Motorcycle Ambulances save mothers’ lives in Guinea
"As stated earlier, infrastructural problems such as impassable roads during rainy seasons in rural areas do limit access to healthcare facilities. In the face of this challenge, some rural communities in the Kissidougou region of southeastern Guinea have found an innovative solution that is proving to be effective in combating both maternal and child mortality. They are using a system of 'motorcycle ambulances;' these are three-wheeled motorbikes outfitted with small trailers that can carry one health worker and a reclining patient. A regional hospital in Kissidougou performs as many as 30 cesareans each month all paid for by the Government of Guinea.
"Motorcycle ambulances are usually parked at rural health centers around the region ready, day or night, to pick up pregnant women from interior villages and bring them to health centers for medical attention and if it becomes necessary, to take them on to the regional hospital. And this ride is free.
"One practitioner, Mory Sano, who is the chief medical officer at the rural health center in Fermissedou, says their motorcycle ambulance has had a profound positive impact in the community. He said they can now reach pregnat women in even the farthest villages. This access to healthcare would not have been possible without the motorcycles. Thanks to them, he says, more women and babies are alive.
"The motorcycle ambulance service commenced in 2008 and is provided as part of an initiative by a local health co-operative called MURIGA. The first MURIGA programme was established in 1997 as a collaboration between the government of Guinea and the United Nations Children and Education Fund (UNICEF)."
"MURIGA hopes to extend its insurance coverage to all children under the age of 5 in the Kissidougou region. If this is done successfully, it will greatly reduce child mortality rates in the region, which is currently high by international standards."
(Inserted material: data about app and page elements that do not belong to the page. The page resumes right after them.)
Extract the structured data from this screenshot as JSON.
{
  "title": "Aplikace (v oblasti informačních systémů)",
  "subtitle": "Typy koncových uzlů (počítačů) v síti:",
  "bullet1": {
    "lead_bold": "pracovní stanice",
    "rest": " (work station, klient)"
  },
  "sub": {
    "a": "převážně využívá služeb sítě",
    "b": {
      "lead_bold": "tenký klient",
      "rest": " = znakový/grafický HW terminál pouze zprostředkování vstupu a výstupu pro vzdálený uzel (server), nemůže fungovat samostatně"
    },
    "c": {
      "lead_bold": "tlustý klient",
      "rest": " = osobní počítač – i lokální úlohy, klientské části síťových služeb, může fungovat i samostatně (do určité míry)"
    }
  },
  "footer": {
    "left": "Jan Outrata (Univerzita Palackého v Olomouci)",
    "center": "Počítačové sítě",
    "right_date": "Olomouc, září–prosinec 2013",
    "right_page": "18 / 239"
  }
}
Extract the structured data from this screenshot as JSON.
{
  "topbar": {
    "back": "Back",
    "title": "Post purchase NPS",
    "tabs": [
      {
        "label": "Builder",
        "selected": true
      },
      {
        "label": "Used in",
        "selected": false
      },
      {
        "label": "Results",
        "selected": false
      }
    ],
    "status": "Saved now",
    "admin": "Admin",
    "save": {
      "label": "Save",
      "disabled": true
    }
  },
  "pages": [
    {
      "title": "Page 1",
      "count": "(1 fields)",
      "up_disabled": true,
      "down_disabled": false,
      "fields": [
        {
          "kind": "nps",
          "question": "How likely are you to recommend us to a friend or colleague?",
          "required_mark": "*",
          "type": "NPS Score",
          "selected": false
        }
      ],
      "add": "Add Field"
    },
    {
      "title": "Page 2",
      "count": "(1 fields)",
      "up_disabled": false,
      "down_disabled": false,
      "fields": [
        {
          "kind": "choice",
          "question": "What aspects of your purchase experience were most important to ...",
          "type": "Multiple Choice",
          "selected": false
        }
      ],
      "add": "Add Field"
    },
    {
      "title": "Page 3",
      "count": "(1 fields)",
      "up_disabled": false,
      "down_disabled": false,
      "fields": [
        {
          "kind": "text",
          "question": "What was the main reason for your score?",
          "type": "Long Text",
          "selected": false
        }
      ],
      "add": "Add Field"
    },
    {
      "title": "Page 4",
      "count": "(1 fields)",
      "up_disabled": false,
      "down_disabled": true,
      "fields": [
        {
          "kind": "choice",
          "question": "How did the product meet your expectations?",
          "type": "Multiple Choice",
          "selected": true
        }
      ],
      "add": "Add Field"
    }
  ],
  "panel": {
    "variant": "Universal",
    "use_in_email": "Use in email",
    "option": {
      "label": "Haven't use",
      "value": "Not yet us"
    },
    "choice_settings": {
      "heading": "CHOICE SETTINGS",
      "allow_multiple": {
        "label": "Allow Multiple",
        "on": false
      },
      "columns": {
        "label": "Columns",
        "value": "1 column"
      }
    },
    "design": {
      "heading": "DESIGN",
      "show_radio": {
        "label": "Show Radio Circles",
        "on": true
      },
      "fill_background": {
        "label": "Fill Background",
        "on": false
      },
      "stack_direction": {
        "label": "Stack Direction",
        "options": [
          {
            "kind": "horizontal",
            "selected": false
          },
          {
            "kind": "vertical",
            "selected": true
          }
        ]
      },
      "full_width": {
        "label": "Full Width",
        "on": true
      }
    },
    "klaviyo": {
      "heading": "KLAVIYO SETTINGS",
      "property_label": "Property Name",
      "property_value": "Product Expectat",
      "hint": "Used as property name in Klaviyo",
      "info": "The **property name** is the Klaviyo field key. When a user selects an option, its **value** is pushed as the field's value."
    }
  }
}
Sources:Searchlight Centre for Democracy and Development, Jun 2010, pg 7: